Monday, October 25, 2010

The Dalai Lama And Jean-Luc Godard

Jean-Luc Godard at Berkeley, 1968.jpg

Defining mass murder these days is difficult because there is just too much of it. In the last century human beings have killed each other by the millions in the name of race, religion, community, economic class, social class, and politics.

We would like to be able to say that mass murder is more than just one of those things people like to do in their free time. The key to understanding does not seem to be in the choice of the people to be killed, or even in knowing how that choice is made. Anyone defined in almost any way can be murdered with his like en mass. It is the latter part of the description, the fact of en mass, that tells us what we need to know.

Mass murder doesn't occur because of any characteristic of one group or another, murdered or murderers. Rather it is a mechanical behavior, a repetitive sequence to thoughts and actions, that human beings are liable to fall into.

Mass murderers tell themselves, we kill because we have already killed, we kill because now we must in order to stay as we are. We repeat the action against our human nature to silence the protests the remnant of that human nature makes against what we are making ourselves into. Mass murder is not as usually considered so much the story of how everyday people one by one became what is known as a killer. It is more the story of how individuals once they killed kept on killing, and became a model to others of this means of adapting to the group of people they find themselves among.

In accord with the doctrine of compassion, the Dalai Lama of Tibet is a strict vegetarian, but only when at home with other Buddhists. He is a meat eater when abroad, sharing meals with dignitaries in the course of his political activities.

I don't know how he justifies this compromise. Maybe he argues that the human companionship and sympathy of shared meals goes out into the world as an example, spreading happiness in incalculable ways, and this spreading out of happiness is, weighed in the balance, more important than pain to animals that are raised and slaughtered for human consumption.

Yet with a little creativity, good feeling between people with different customs can be held onto, and creativity is superior in all cases to compromise. The Dali Lama isn't going to start raving about massacring his enemies, yet a step has been taken in the wrong direction.

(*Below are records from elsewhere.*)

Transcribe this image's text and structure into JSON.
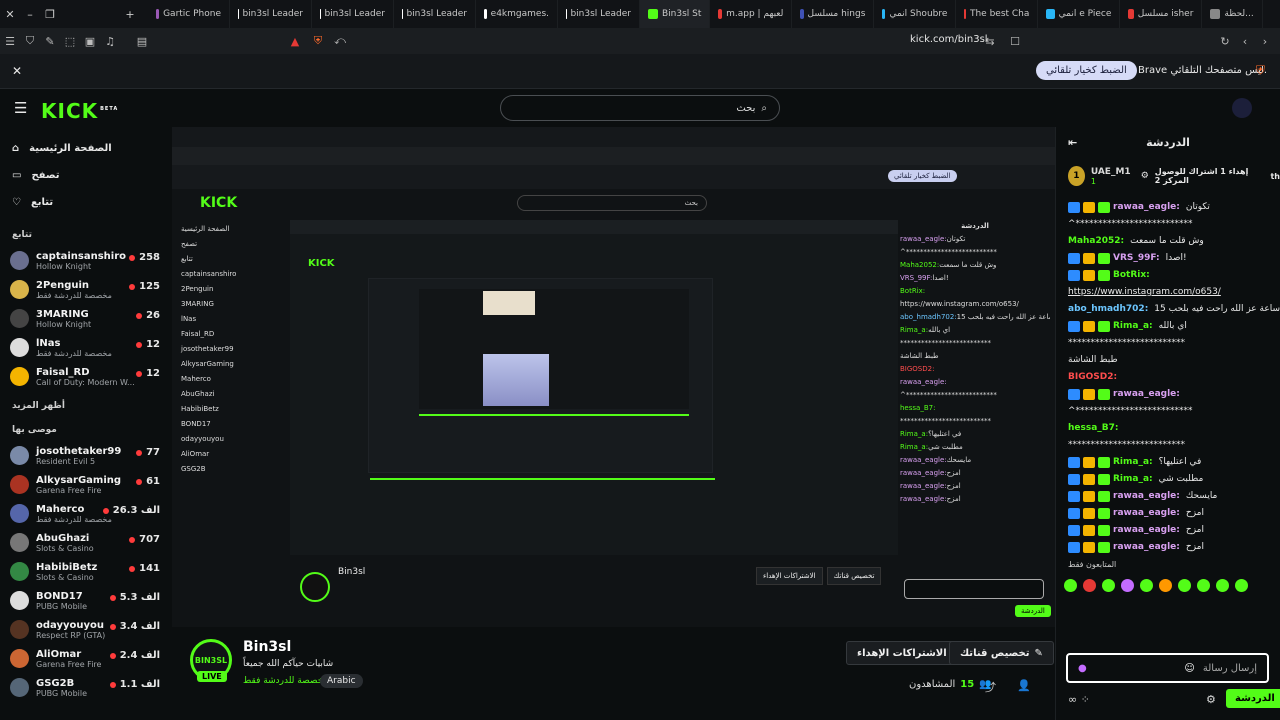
{
  "browser": {
    "tabs": [
      {
        "label": "Gartic Phone",
        "color": "#9b59b6"
      },
      {
        "label": "bin3sl Leader",
        "color": "#ffffff"
      },
      {
        "label": "bin3sl Leader",
        "color": "#ffffff"
      },
      {
        "label": "bin3sl Leader",
        "color": "#ffffff"
      },
      {
        "label": "e4kmgames.",
        "color": "#ffffff"
      },
      {
        "label": "bin3sl Leader",
        "color": "#ffffff"
      },
      {
        "label": "Bin3sl St",
        "color": "#53fc18"
      },
      {
        "label": "m.app | لعبهم",
        "color": "#e53935"
      },
      {
        "label": "مسلسل hings",
        "color": "#3f51b5"
      },
      {
        "label": "انمي Shoubre",
        "color": "#29b6f6"
      },
      {
        "label": "The best Cha",
        "color": "#e53935"
      },
      {
        "label": "انمي e Piece",
        "color": "#29b6f6"
      },
      {
        "label": "مسلسل isher",
        "color": "#e53935"
      },
      {
        "label": "لحظة...",
        "color": "#888888"
      }
    ],
    "url": "kick.com/bin3sl",
    "infobar_text": "Brave ليس متصفحك التلقائي.",
    "infobar_button": "الضبط كخيار تلقائي"
  },
  "nav": {
    "logo": "KICK",
    "logo_beta": "BETA",
    "search_placeholder": "بحث",
    "items": [
      {
        "label": "الصفحة الرئيسية"
      },
      {
        "label": "تصفح"
      },
      {
        "label": "تتابع"
      }
    ],
    "following_title": "تتابع",
    "show_more": "أظهر المزيد",
    "recommended_title": "موصى بها"
  },
  "following": [
    {
      "name": "captainsanshiro",
      "game": "Hollow Knight",
      "viewers": "258",
      "color": "#6a6f8f"
    },
    {
      "name": "2Penguin",
      "game": "مخصصة للدردشة فقط",
      "viewers": "125",
      "color": "#d9b44a"
    },
    {
      "name": "3MARING",
      "game": "Hollow Knight",
      "viewers": "26",
      "color": "#444444"
    },
    {
      "name": "lNas",
      "game": "مخصصة للدردشة فقط",
      "viewers": "12",
      "color": "#dddddd"
    },
    {
      "name": "Faisal_RD",
      "game": "Call of Duty: Modern W...",
      "viewers": "12",
      "color": "#f4b400"
    }
  ],
  "recommended": [
    {
      "name": "josothetaker99",
      "game": "Resident Evil 5",
      "viewers": "77",
      "color": "#7a8aa8"
    },
    {
      "name": "AlkysarGaming",
      "game": "Garena Free Fire",
      "viewers": "61",
      "color": "#aa3322"
    },
    {
      "name": "Maherco",
      "game": "مخصصة للدردشة فقط",
      "viewers": "الف 26.3",
      "color": "#5566aa"
    },
    {
      "name": "AbuGhazi",
      "game": "Slots & Casino",
      "viewers": "707",
      "color": "#777777"
    },
    {
      "name": "HabibiBetz",
      "game": "Slots & Casino",
      "viewers": "141",
      "color": "#338844"
    },
    {
      "name": "BOND17",
      "game": "PUBG Mobile",
      "viewers": "الف 5.3",
      "color": "#dddddd"
    },
    {
      "name": "odayyouyou",
      "game": "Respect RP (GTA)",
      "viewers": "الف 3.4",
      "color": "#553322"
    },
    {
      "name": "AliOmar",
      "game": "Garena Free Fire",
      "viewers": "الف 2.4",
      "color": "#cc6633"
    },
    {
      "name": "GSG2B",
      "game": "PUBG Mobile",
      "viewers": "الف 1.1",
      "color": "#556677"
    }
  ],
  "stream": {
    "streamer": "Bin3sl",
    "avatar_text": "BIN3SL",
    "live": "LIVE",
    "title": "شابيات حيآكم الله جميعاً",
    "category": "مخصصة للدردشة فقط",
    "language": "Arabic",
    "customize_button": "تخصيص قناتك",
    "subscribe_button": "الاشتراكات الإهداء",
    "viewers_label": "المشاهدون",
    "viewers_count": "15"
  },
  "chat": {
    "title": "الدردشة",
    "pinned_user": "UAE_M1",
    "pinned_count": "1",
    "pinned_text": "إهداء 1 اشتراك للوصول المركز 2",
    "pinned_suffix": "th",
    "messages": [
      {
        "user": "rawaa_eagle:",
        "text": "تكوتان",
        "color": "#d8a0f0",
        "badges": true
      },
      {
        "user": "",
        "text": "^**************************",
        "color": "#ffffff",
        "badges": false
      },
      {
        "user": "Maha2052:",
        "text": "وش قلت ما سمعت",
        "color": "#53fc18",
        "badges": false
      },
      {
        "user": "VRS_99F:",
        "text": "اصدا!",
        "color": "#d8a0f0",
        "badges": true
      },
      {
        "user": "BotRix:",
        "text": "",
        "color": "#53fc18",
        "badges": true
      },
      {
        "user": "",
        "text": "https://www.instagram.com/o653/",
        "color": "#ffffff",
        "badges": false
      },
      {
        "user": "abo_hmadh702:",
        "text": "ساعة عز الله راحت فيه بلحب 15",
        "color": "#6cc6ff",
        "badges": false
      },
      {
        "user": "Rima_a:",
        "text": "اي بالله",
        "color": "#53fc18",
        "badges": true
      },
      {
        "user": "",
        "text": "**************************",
        "color": "#ffffff",
        "badges": false
      },
      {
        "user": "",
        "text": "طبط الشاشة",
        "color": "#ffffff",
        "badges": false
      },
      {
        "user": "BIGOSD2:",
        "text": "",
        "color": "#ff4d4d",
        "badges": false
      },
      {
        "user": "rawaa_eagle:",
        "text": "",
        "color": "#d8a0f0",
        "badges": true
      },
      {
        "user": "",
        "text": "^**************************",
        "color": "#ffffff",
        "badges": false
      },
      {
        "user": "hessa_B7:",
        "text": "",
        "color": "#53fc18",
        "badges": false
      },
      {
        "user": "",
        "text": "**************************",
        "color": "#ffffff",
        "badges": false
      },
      {
        "user": "Rima_a:",
        "text": "في اعتليها؟",
        "color": "#53fc18",
        "badges": true
      },
      {
        "user": "Rima_a:",
        "text": "مطلبت شي",
        "color": "#53fc18",
        "badges": true
      },
      {
        "user": "rawaa_eagle:",
        "text": "مايسحك",
        "color": "#d8a0f0",
        "badges": true
      },
      {
        "user": "rawaa_eagle:",
        "text": "امزح",
        "color": "#d8a0f0",
        "badges": true
      },
      {
        "user": "rawaa_eagle:",
        "text": "امزح",
        "color": "#d8a0f0",
        "badges": true
      },
      {
        "user": "rawaa_eagle:",
        "text": "امزح",
        "color": "#d8a0f0",
        "badges": true
      }
    ],
    "emote_label": "المتابعون فقط",
    "input_placeholder": "إرسال رسالة",
    "send_button": "الدردشة"
  }
}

I've read that one of my favorite film directors, Jean-Luc Godard likes to make nasty comments about Jews. He suggests the Jews of World War II were holocaust kamikazes, willing victims looking ahead to the political gain their people would get from their mass suicide. In other words, he suggests that the Jews were mass murderers of themselves.

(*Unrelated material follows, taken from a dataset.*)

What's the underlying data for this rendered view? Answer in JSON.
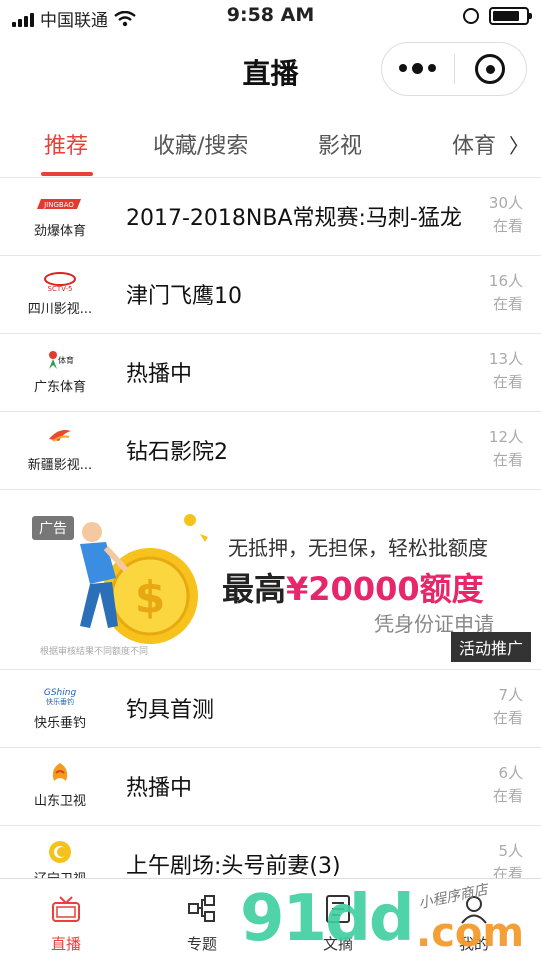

That we have got to the point where such a suggestion can be made openly tells us that I am not the only one who has noticed that mass murder is no longer believed to be tied to any particular idea, custom, habit, or history. It has begun to be talked about as a technique, a way of life, one among others.

The Dalai Lama is willing to go against himself, against the sympathy he feels for animals, for the sake of a calculation that life is not a realm of certainties and that it seems better to live happier among people since he is more essentially one of them, than save intact his own human nature to feel sympathy with animals. What Godard suggests the Jews did to themselves in World War II is just that calculation, taken to an extreme. "Every Jew loves himself as an individual, but relations between people as a whole are more important, therefore the feeling one has for oneself must be sacrificed."

And we conclude: sacrificing human feeling, for the sake of better relations in one's group, is exactly the definition of what constitutes mass murder we are looking for. Not multiple murder to attain political ends, but repetitive action that changes yourself for the sake of a changed place in your group. Or if you like: mass murder is a teaching and practice of personal compromise perpetuated by a group.

The kind of prejudice that Jean-Luc Goddard is an example of is almost too human a fault. Godard, like me when I rage against my family or against modern American life, is identifying and reacting against a habit of compromise, a habit of denying one's own human feeling of sympathy. Human perversity is such that the act of identification leads to the practice, the imitation and repetition of the very same compromise oneself.

That the mechanical component of mass murder can communicate itself, if only imaginatively, from one side to another, from the murderers to the murdered, signifies that this behavior has nothing to do with particular ideas, peoples, or historical movements.